1. Now Naomi had a kinsman of her husband, a man of great wealth, of the family of Elimelech, whose name was Boaz.

2. And Ruth the Moabitess said to Naomi, "Please let me go to the field and glean among the ears of grain after one in whose sight I may find favor." And she said to her, "Go, my daughter."

3. So she departed and went and gleaned in the field after the reapers; and she happened to come to the portion of the field belonging to Boaz, who was of the family of Elimelech.

4. Now behold, Boaz came from Bethlehem and said to the reapers, "May the Lord be with you." And they said to him, "May the Lord bless you."

Here again we see more of the lovingkindness of the individuals.

Ruth goes out to gather the grain left in the field after the harvest. It was hard work, for usually there was not very much left. She knew that both she and Naomi would need food, and she loved her mother-in-law enough to provide for her, so that they would not have to beg, which would have brought further grief to the heart of Naomi.

And Boaz is different from Elimelech. He stayed in the land of Judah during the drought, and God blessed him. And he is obviously a kind man, as we can see from his exchange with his workers.

There is more. Listen –

5. Then Boaz said to his servant who was in charge of the reapers, "Whose young woman is this?"

6. And the servant in charge of the reapers answered and said, "She is the young Moabite woman who returned with Naomi from the land of Moab.

7. "And she said, 'Please let me glean and gather after the reapers among the sheaves.' Thus she came and has remained from the morning until now; she has been sitting in the house for a little while."

Notice how the lovingkindness of Boaz is also expressed in the life of his servant. Not only did the servant allow Ruth to glean in the field, but in the heat of the day, the servant offered Ruth the same comforts and sheltered rest as the other workers.

The servant did this because he knew that Boaz would approve.

Do we exhibit this same kind of lovingkindness to those around us?

If not, we should; for we can change the world.

Now listen further and see how this lovingkindness of God in our hearts builds the family of God – the true church:

8. Then Boaz said to Ruth, "Listen carefully, my daughter. Do not go to glean in another field; furthermore, do not go on from this one, but stay here with my maids.

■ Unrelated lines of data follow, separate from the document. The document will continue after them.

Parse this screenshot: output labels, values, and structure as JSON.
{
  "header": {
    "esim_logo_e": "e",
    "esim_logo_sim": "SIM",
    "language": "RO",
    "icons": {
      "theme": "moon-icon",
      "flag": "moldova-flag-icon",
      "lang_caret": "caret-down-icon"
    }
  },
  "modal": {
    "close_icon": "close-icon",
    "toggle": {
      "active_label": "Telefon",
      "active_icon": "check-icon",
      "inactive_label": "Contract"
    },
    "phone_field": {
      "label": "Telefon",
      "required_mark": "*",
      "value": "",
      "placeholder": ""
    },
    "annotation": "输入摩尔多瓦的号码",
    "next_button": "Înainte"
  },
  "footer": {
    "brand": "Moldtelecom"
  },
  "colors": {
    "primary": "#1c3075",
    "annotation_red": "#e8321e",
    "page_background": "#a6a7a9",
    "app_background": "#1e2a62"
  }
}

9. "Let your eyes be on the field which they reap, and go after them. Indeed, I have commanded the servants not to touch you. When you are thirsty, go to the water jars and drink from what the servants draw."

10. Then she fell on her face, bowing to the ground and said to him, "Why have I found favor in your sight that you should take notice of me, since I am a foreigner?"

Do you see the effect of a little kindness? And it really hasn't cost Boaz anything.

Ruth knows what she feels in her heart, and she knows what Naomi feels. She has had enough time to understand how most of the people feel, so she questions Boaz about his motives.

So let's let Boaz answer her, while we listen in:

11. And Boaz answered and said to her, "All that you have done for your mother-in-law after the death of your husband has been fully reported to me, and how you left your father and your mother and the land of your birth, and came to a people that you did not previously know.

12. "May the Lord reward your work, and your wages be full from the Lord, the God of Israel, under whose wings you have come to seek refuge."

13. Then she said, "I have found favor in your sight, my lord, for you have comforted me and indeed have spoken kindly to your maidservant, though I am not like one of your maidservants."

Boaz gives the glory of his kindness to God, but he is God's servant who is providing the blessing upon Ruth, whom he has just prayed for; and Ruth, in her answer, acknowledges both truths.

What about us?

Can we live in, and share, the lovingkindness of the Lord?

If your heart's commitment is to the Lord, we can.

Don't be afraid to be compassionate and show mercy to every other living being, for these are the ingredients upon which families and churches are, or should be, built.

Amen.